The Bruins started 0-5 in Chip Kelly’s first year but improved over the final seven contests. UCLA knocked off California, Arizona and USC and lost two other games by seven points or less in that span. With a full year to adapt to Kelly and his staff, how much better will the Bruins be in 2019? Quarterback Dorian Thompson-Robinson and running back Joshua Kelley are back to lead the way on offense, while Theo Howard (51 catches) will need an even bigger 2019 season to replace the production lost by Caleb Wilson (965 receiving yards. If UCLA’s offense is going to make major improvement on the stat sheet, this unit has to get better play out of its line. Left tackle Andre James is leaving early for the NFL, but the rest of a line that allowed 32 sacks in 2018 returns intact. The Bruins also have a lot of room to grow on defense. This unit surrendered 34.1 points a game, gave up nearly 200 yards a contest against the run, generated only 15 sacks and allowed 5.9 yards a play. The good news: Most of the depth chart is back for 2019. Safety Adarius Pickett is the biggest loss for coordinator Jerry Azzinaro. The non-conference schedule is brutal. UCLA takes on Cincinnati, San Diego State and Oklahoma before playing Washington State and Arizona in September. The Bruins do catch Oregon State, California, Arizona State and Colorado at home and won’t have to play Oregon or Washington in the regular season.

Image placeholder title

5. Arizona State

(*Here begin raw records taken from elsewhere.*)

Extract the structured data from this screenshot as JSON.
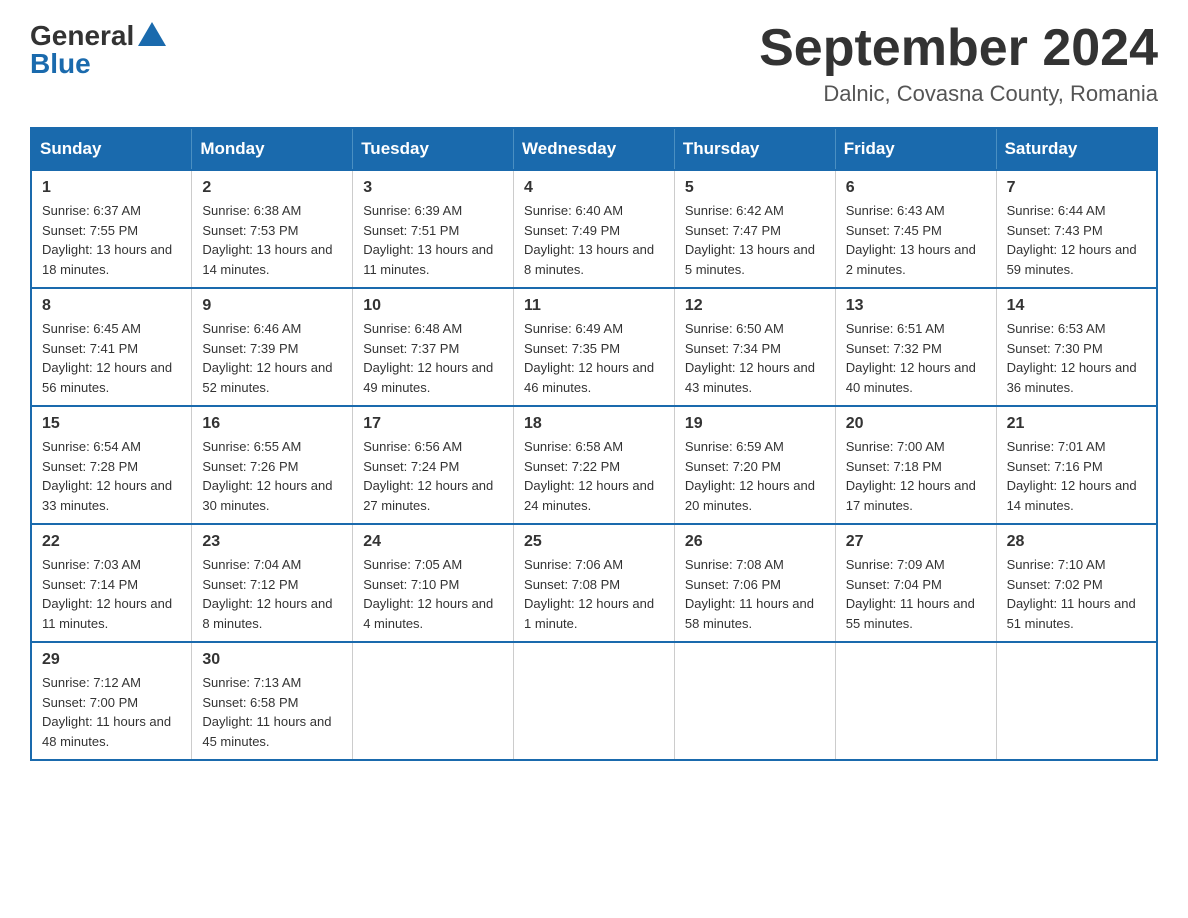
{
  "logo": {
    "general": "General",
    "blue": "Blue"
  },
  "header": {
    "title": "September 2024",
    "location": "Dalnic, Covasna County, Romania"
  },
  "weekdays": [
    "Sunday",
    "Monday",
    "Tuesday",
    "Wednesday",
    "Thursday",
    "Friday",
    "Saturday"
  ],
  "weeks": [
    [
      {
        "day": "1",
        "sunrise": "6:37 AM",
        "sunset": "7:55 PM",
        "daylight": "13 hours and 18 minutes."
      },
      {
        "day": "2",
        "sunrise": "6:38 AM",
        "sunset": "7:53 PM",
        "daylight": "13 hours and 14 minutes."
      },
      {
        "day": "3",
        "sunrise": "6:39 AM",
        "sunset": "7:51 PM",
        "daylight": "13 hours and 11 minutes."
      },
      {
        "day": "4",
        "sunrise": "6:40 AM",
        "sunset": "7:49 PM",
        "daylight": "13 hours and 8 minutes."
      },
      {
        "day": "5",
        "sunrise": "6:42 AM",
        "sunset": "7:47 PM",
        "daylight": "13 hours and 5 minutes."
      },
      {
        "day": "6",
        "sunrise": "6:43 AM",
        "sunset": "7:45 PM",
        "daylight": "13 hours and 2 minutes."
      },
      {
        "day": "7",
        "sunrise": "6:44 AM",
        "sunset": "7:43 PM",
        "daylight": "12 hours and 59 minutes."
      }
    ],
    [
      {
        "day": "8",
        "sunrise": "6:45 AM",
        "sunset": "7:41 PM",
        "daylight": "12 hours and 56 minutes."
      },
      {
        "day": "9",
        "sunrise": "6:46 AM",
        "sunset": "7:39 PM",
        "daylight": "12 hours and 52 minutes."
      },
      {
        "day": "10",
        "sunrise": "6:48 AM",
        "sunset": "7:37 PM",
        "daylight": "12 hours and 49 minutes."
      },
      {
        "day": "11",
        "sunrise": "6:49 AM",
        "sunset": "7:35 PM",
        "daylight": "12 hours and 46 minutes."
      },
      {
        "day": "12",
        "sunrise": "6:50 AM",
        "sunset": "7:34 PM",
        "daylight": "12 hours and 43 minutes."
      },
      {
        "day": "13",
        "sunrise": "6:51 AM",
        "sunset": "7:32 PM",
        "daylight": "12 hours and 40 minutes."
      },
      {
        "day": "14",
        "sunrise": "6:53 AM",
        "sunset": "7:30 PM",
        "daylight": "12 hours and 36 minutes."
      }
    ],
    [
      {
        "day": "15",
        "sunrise": "6:54 AM",
        "sunset": "7:28 PM",
        "daylight": "12 hours and 33 minutes."
      },
      {
        "day": "16",
        "sunrise": "6:55 AM",
        "sunset": "7:26 PM",
        "daylight": "12 hours and 30 minutes."
      },
      {
        "day": "17",
        "sunrise": "6:56 AM",
        "sunset": "7:24 PM",
        "daylight": "12 hours and 27 minutes."
      },
      {
        "day": "18",
        "sunrise": "6:58 AM",
        "sunset": "7:22 PM",
        "daylight": "12 hours and 24 minutes."
      },
      {
        "day": "19",
        "sunrise": "6:59 AM",
        "sunset": "7:20 PM",
        "daylight": "12 hours and 20 minutes."
      },
      {
        "day": "20",
        "sunrise": "7:00 AM",
        "sunset": "7:18 PM",
        "daylight": "12 hours and 17 minutes."
      },
      {
        "day": "21",
        "sunrise": "7:01 AM",
        "sunset": "7:16 PM",
        "daylight": "12 hours and 14 minutes."
      }
    ],
    [
      {
        "day": "22",
        "sunrise": "7:03 AM",
        "sunset": "7:14 PM",
        "daylight": "12 hours and 11 minutes."
      },
      {
        "day": "23",
        "sunrise": "7:04 AM",
        "sunset": "7:12 PM",
        "daylight": "12 hours and 8 minutes."
      },
      {
        "day": "24",
        "sunrise": "7:05 AM",
        "sunset": "7:10 PM",
        "daylight": "12 hours and 4 minutes."
      },
      {
        "day": "25",
        "sunrise": "7:06 AM",
        "sunset": "7:08 PM",
        "daylight": "12 hours and 1 minute."
      },
      {
        "day": "26",
        "sunrise": "7:08 AM",
        "sunset": "7:06 PM",
        "daylight": "11 hours and 58 minutes."
      },
      {
        "day": "27",
        "sunrise": "7:09 AM",
        "sunset": "7:04 PM",
        "daylight": "11 hours and 55 minutes."
      },
      {
        "day": "28",
        "sunrise": "7:10 AM",
        "sunset": "7:02 PM",
        "daylight": "11 hours and 51 minutes."
      }
    ],
    [
      {
        "day": "29",
        "sunrise": "7:12 AM",
        "sunset": "7:00 PM",
        "daylight": "11 hours and 48 minutes."
      },
      {
        "day": "30",
        "sunrise": "7:13 AM",
        "sunset": "6:58 PM",
        "daylight": "11 hours and 45 minutes."
      },
      null,
      null,
      null,
      null,
      null
    ]
  ]
}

Herm Edwards’ team exceeded preseason expectations in 2018, but the Sun Devils have a few big personnel losses to overcome next fall. Quarterback Manny Wilkins and receiver N’Keal Harry depart Tempe after prolific careers and their production and leadership won’t be easily replaced. Dillon Sterling-Cole is the early favorite to replace Wilkins, but Edwards inked three talented quarterbacks who are expected to compete for the job right away. The progression of quarterbacks Jayden Daniels and Joey Yellen (four-star recruits) and Ethan Long (three-star) will be a storyline to watch throughout the offseason. Until an answer emerges at quarterback, the Sun Devils can lean heavily on running back Eno Benjamin and a line that’s slated to return three starters, including center Cohl Cabral. Arizona State’s defense took a step forward under coordinator Danny Gonzales in 2018 and could be better next fall. This unit is anchored by rising stars at linebacker in Merlin Robertson and Darien Butler, and while nose tackle Renell Wren will be missed, the rest of the front returns largely intact. Safeties Jalen Harvey and Demonte King must be replaced, but Aashari Crosswell and Chase Lucas are back to anchor the secondary. The Sun Devils catch Arizona, Oregon, USC, Washington State at home but travel to Utah, UCLA, California and Michigan State next season. 

Image placeholder title

6. Colorado

Colorado is a program in transition for 2019. New coach Mel Tucker arrives after a successful stint as Georgia’s defensive coordinator and inherits a team that finished 2018 by losing seven in a row. Quarterback Steven Montez returns after throwing for 2,849 yards and 19 touchdowns last season. Receiver Laviska Shenault was one of college football’s top breakout stars from 2018, and despite missing three games due to injury, still caught 86 passes for 1,011 yards and six touchdowns. Leading rusher Travon McMillian must be replaced, while more consistency (and better play) is needed out of a line that allowed 34 sacks last fall. Tucker’s defense has to replace five of its top 10 tacklers from a unit that held teams to 28.2 points a game and 5.24 yards a play in 2018. Linebacker Nate Landman is one of the Pac-12’s top returning defenders, and end Mustafa Johnson (15.5 TFL) should thrive under the new staff. The Buffaloes catch the projected top four teams (Washington, Washington State, Stanford and Oregon) from the North in crossover play. Swing games against Arizona State and UCLA take place away from Boulder.

Image placeholder title